Do you feel like you’ve been successful with Beats and Apple Music as far as working on subscription streaming?
Without going into detail, I’ll say it’s been an education. I’ve been on the other side of artists bitching about payments and free music, and I agree with those arguments, but you can sit and bitch about the way things are, or you can try to affect some change. Working under the Apple umbrella, I have a unique opportunity to work on a streaming service from the inside. I thought I could help set a precedent where artists could actually be paid and the fans could feel like they were dealing with a service run by people who actually care about music.

Is it working?
It’s been interesting. Where it seems to have wound up is that free music is here to stay. It doesn’t seem like, with all the different services, artist payments are coming together in the way that one would hope, but the data is valuable.

It’s not that he claimed any accolades as a gatekeeper, does he? More like he as an artist sobered up in the environment of Tim Cook, the technocrat that runs the most successful company on earth.

Bent Thompson wrote in October 2017 a remarkable article headlined Goodbye Gatekeepers, he concluded:

Most importantly, though, the end of gatekeepers is inevitable: the Internet provides abundance, not scarcity, and power flows from discovery, not distribution. We can regret the change or relish it, but we cannot halt it: best to get on with making it work for far more people than gatekeepers ever helped.

Now add the news from December 2017 when Apple bought Shazam and it felt very much, that indeed the time of the gatekeepers where over: Shazam is Apple’s Echo Nest.

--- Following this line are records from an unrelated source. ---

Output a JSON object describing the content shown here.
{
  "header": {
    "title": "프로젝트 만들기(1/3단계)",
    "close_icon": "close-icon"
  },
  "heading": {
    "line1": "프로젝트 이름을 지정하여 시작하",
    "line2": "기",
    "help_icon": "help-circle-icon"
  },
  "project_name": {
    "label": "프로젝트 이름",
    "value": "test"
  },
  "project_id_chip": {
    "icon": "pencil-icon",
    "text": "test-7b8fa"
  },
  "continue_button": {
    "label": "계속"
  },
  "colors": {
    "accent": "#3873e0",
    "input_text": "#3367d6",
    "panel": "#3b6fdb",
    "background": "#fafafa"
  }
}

Apple’s weekly active user (WAU) penetration is far behind Spotify’s, indicating that Apple needs to do a better job of engaging its users. Better playlists, recommendations and algorithm driven curation all help Spotify stay ahead of the curve. Now, Apple will be hoping that Shazam will provide it with the tools to start playing catch up.

Frictionless, automatic discovery based on user behaviour and massive data is what makes the Spotify world go around and the culture-disconnected individual defenseless.

In a way Jimmy Iovine had it right, when he insisted on the importance of “the most difficult question in music: when you’re listening to a playlist, what song comes next.” He believed in the gatekeepers but the algorithms have won.